Maximizing the Impact of your Corporate Events
Guest post from Kristin Glass Events
The term “corporate event” is stretched to refer to an extremely broad set of gatherings, which can vary depending on industry, location, and even time of year. Meetings, conferences, seminars, awards nights, holiday parties, open houses, trade shows, promotional events – pretty well anything that is put on by a company for employees, clients, or possible clients – can fall under this banner, which means planning corporate events can be hugely intimidating. But it doesn’t have to be, because I’m here to help you define your strategy and maximize the impact of your event.
You wouldn’t go into any other project related to your business without thinking through exactly why you are taking it on, and events shouldn’t be any different. Despite this, as an event planner, I often attend functions that were clearly planned by a well-meaning secretary or assistant but fall flat when it comes to achieving any desired outcomes. Most events held by a company need some sort of strategy, which will drive every single decision you make in relation to the project.
Hiring an expert to help plan your event means that you will be guided through defining exactly what you want to get from it, but if you’re doing the planning internally for any reason, you can still make sure to take this important aspect into account. There is one question you should always be asking in the early stages of any event project:
WHY AM I HOLDING THIS EVENT?
The answer(s) to this question will likely influence most aspects of your event, and defining why it is important will help to take the guesswork out of the project’s early stages. Let’s dig in here a little bit to see how it can affect some areas.
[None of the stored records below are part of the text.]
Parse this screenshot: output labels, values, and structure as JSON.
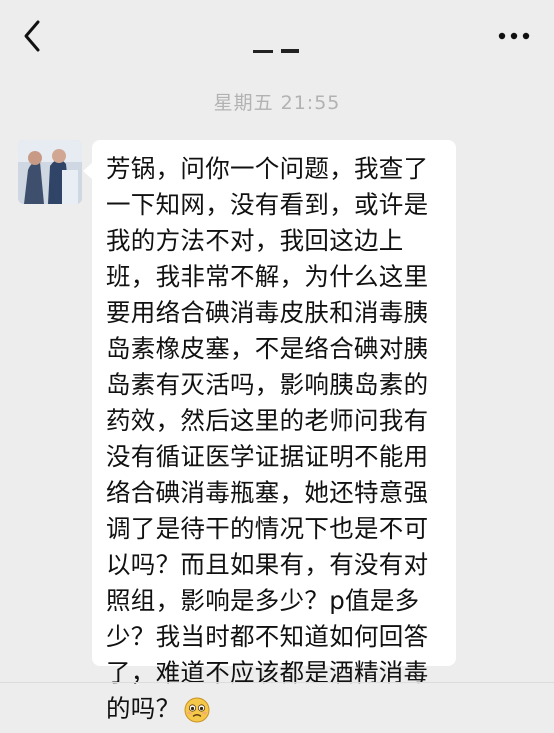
{
  "header": {
    "back_icon": "chevron-left-icon",
    "more_icon": "more-dots-icon"
  },
  "timestamp": "星期五 21:55",
  "message": {
    "sender_avatar": "avatar",
    "text": "芳锅，问你一个问题，我查了一下知网，没有看到，或许是我的方法不对，我回这边上班，我非常不解，为什么这里要用络合碘消毒皮肤和消毒胰岛素橡皮塞，不是络合碘对胰岛素有灭活吗，影响胰岛素的药效，然后这里的老师问我有没有循证医学证据证明不能用络合碘消毒瓶塞，她还特意强调了是待干的情况下也是不可以吗？而且如果有，有没有对照组，影响是多少？p值是多少？我当时都不知道如何回答了，难道不应该都是酒精消毒的吗？",
    "emoji": "worried-face-icon"
  }
}
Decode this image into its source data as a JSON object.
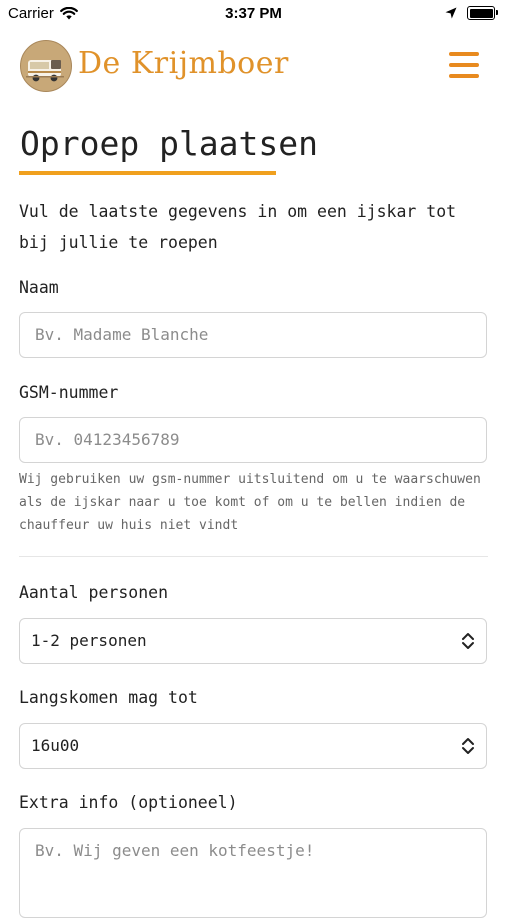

The event venue can be determined almost entirely by the answer to this question. If you are running an event to network and meet new people, you’ll probably want to hold it somewhere that guests will feel comfortable dropping in and mixing and mingling, with a layout that allows for these things too. In contrast, a meeting will require a much more structured venue that will minimize distractions and maximize the productivity of the group. In this case the layout should also allow for collaborative conversation – for example, you would probably prefer a boardroom-style table as opposed to rows of chairs and tables. The venue needs to fit in with the reasons the event is happening so that you are in the best possible position to succeed in having the desired outcomes.
The structure of the event will be similarly affected based on the answers you come up with. An open house requires a pretty minimal program and format, so that people feel free dropping in, getting the info they need, and leaving on their own timelines. In this case, you probably would steer clear of too much of a planned program during the course of the event. An educational gathering will likely require some structure in the form of lectures or planned discussion times and topics in order to give the opportunity to learn and discuss and maximize any takeaways. The basic format of the event can typically be easily determined once you’ve identified the reasons it is being held.
The types of activities available for guests at the event should change based on answer to this question as well. If you are holding a promotional event your activities will typically be quite different than those for an employee recognition event. Let’s talk about that for a minute:
In the first situation, you would definitely want to include some sort of activity to educate the attendees about what your company does, and how it could benefit them, so that even if they don’t immediately sign up to purchase your product or services, they do walk away thinking about ways you can help them. Educational activities could just be the provision of literature, a chance to try out your product, or a presentation on why your services are important. In addition to this, a promotional event should likely incorporate an activity to collect contact information from attendees. This could be in the form of a door prize draw, or a newsletter opt-in opportunity. Collecting information from potential clients means that you can reach out to them later on to remind them of what you have to offer, or to update them about new products or services. A promotional event can be the beginning of client cultivation, but guests don’t always become customers immediately.
If you are planning an employee recognition event, you would instead want to include activities that explain why your employees are important to you. This can help them to buy in to what you are doing, and to feel important and valued, especially if they are educated on and subscribe to your company goals. You might also want to provide a fun activity or giveaway item to show how much you appreciate all of their hard work.
WHY AM I HOLDING THIS EVENT?
Thinking about this question will help with maximizing the impact of your corporate event. It’s certainly not all you need to think about, but carefully considering the answer will take many uncertainties out of your planning process, especially during the earliest stages.
If you need some extra help working out answers to this question or others, feel free to contact me to get started. I offer event planning packages to fit your needs, from event consultation, to strategy sessions, all the way up to full coordination. You can find me online at Kristin Glass Events. I’d love to chat with you! Cheers, KG.